The widowed Baku Armenian Sveta Pashayeva recalls those events: “People came and said that two wagons with naked, undressed children arrived from Kafan and we went there. They were Azerbaijanis from Kafan. I was at the station, and I saw two freight wagons. The doors were opened, and two long boards, like handrails, were nailed to the wall so that people would not fall out of the train on the go. We were asked to help the refugees. Many gathered old children’s clothes, some things … I saw them myself. “
I have already mentioned the expulsion of Azerbaijanis from Armenia, and I would like to emphasize once again that deportation took place not only in the late 1980s. In 1948-1953, a program was implemented, as a result of which thousands of Azerbaijanis were forced to leave Armenia. It was planned to resettle Armenians from abroad in their homes. The Armenians, who arrived in the Armenian SSR from Syria, Iran and Iraq, moved to the homes of Azerbaijanis, and the Azerbaijanis themselves were forced to settle in the less favorable territories of Azerbaijan.
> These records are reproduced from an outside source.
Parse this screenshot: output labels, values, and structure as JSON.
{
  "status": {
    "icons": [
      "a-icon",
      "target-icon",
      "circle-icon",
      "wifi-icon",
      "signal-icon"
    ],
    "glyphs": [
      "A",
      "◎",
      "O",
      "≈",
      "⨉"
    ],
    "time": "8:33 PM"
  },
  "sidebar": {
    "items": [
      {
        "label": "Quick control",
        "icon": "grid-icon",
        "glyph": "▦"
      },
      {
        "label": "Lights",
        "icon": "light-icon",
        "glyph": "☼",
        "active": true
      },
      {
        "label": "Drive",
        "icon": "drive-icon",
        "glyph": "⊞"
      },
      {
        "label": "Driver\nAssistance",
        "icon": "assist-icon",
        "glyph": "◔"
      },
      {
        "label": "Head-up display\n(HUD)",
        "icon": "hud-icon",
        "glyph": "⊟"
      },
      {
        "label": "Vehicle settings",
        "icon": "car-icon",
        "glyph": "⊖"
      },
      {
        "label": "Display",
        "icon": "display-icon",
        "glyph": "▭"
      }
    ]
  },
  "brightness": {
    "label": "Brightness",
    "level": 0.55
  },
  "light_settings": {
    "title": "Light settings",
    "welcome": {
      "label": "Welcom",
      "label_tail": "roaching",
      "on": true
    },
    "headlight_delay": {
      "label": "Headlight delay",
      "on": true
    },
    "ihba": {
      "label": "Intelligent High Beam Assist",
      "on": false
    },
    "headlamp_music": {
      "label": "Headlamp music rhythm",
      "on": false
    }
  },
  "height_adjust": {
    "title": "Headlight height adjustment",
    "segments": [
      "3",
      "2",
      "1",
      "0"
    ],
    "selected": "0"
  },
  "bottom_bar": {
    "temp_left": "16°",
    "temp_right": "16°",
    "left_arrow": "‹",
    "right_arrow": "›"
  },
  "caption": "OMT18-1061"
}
In official documents, the program was called “On the resettlement of collective farmers and other Azerbaijani population from the Armenian SSR to the Kura-Araksin lowland of the Azerbaijan SSR” , which is not true, since the resettlement was forced, and the term “deportation” in this case is more acceptable.
I insist that Armenia must take the first step to achieve peace. As long as the Armenian troops are on the territory of Azerbaijan, until the internally displaced people can not return home, while the international community and the media use double standards, there will be no peace in the region. Both older and younger generations of the two peoples will remain hostile to each other if the Armenians do not take the first step.
 Konstitucija (Osnovnoj zakon) Sojuza Sovetskich Socialističeskich respublik, 7. Oktober 1977, Im Internet (http://doc.histrf.ru/20/konstitutsiya-sssr-1977-goda/, letzter Zugriff am 07.03.2020).
 Vgl. Krüger, Heiko: Der Berg-Karabach-Konflikt, Eine juristische Analyse, Heidelberg, 2009. S. 32.
 Resolutionen und Beschlüsse des Sicherheitsrats 1993, Sicherheitsrat, Offizielles Protokoll: Achtundvierzigstes Jahr, Vereinte Nationen, New York, 1993, S. 87-91.
 Vgl. Kipke, Rüdiger: Das armenisch-aserbaidschanische Verhältnis und der Konflikt um Berg-Karabach, 2012, S. 17.
 Ebd. S. 20.
 Gulieva, D. P.: K istorii obrazovanija Nagorno-Karabachskoj Avtonomnoj Oblasti Azerbajdžanskoj SSR 1918-1925, Dokumenty i Materialy, Baku, 1989, S. 59.
 https://epress.am/ru/2015/04/29/события-в-гугарке-как-громили-азербай.html (letzter Zugriff am 03.03.2020).
 Vgl. De Waal, Thomas: Black Garden, Armenia and Azerbaijan through Peace and War, New York University Press, New York and London, 2003, S. 18.
 Ebd. S. 19.
 Der Ministerrat der UdSSR, Dekret Nr. 4083, 23. Dezember 1947, Moskau, Kreml´.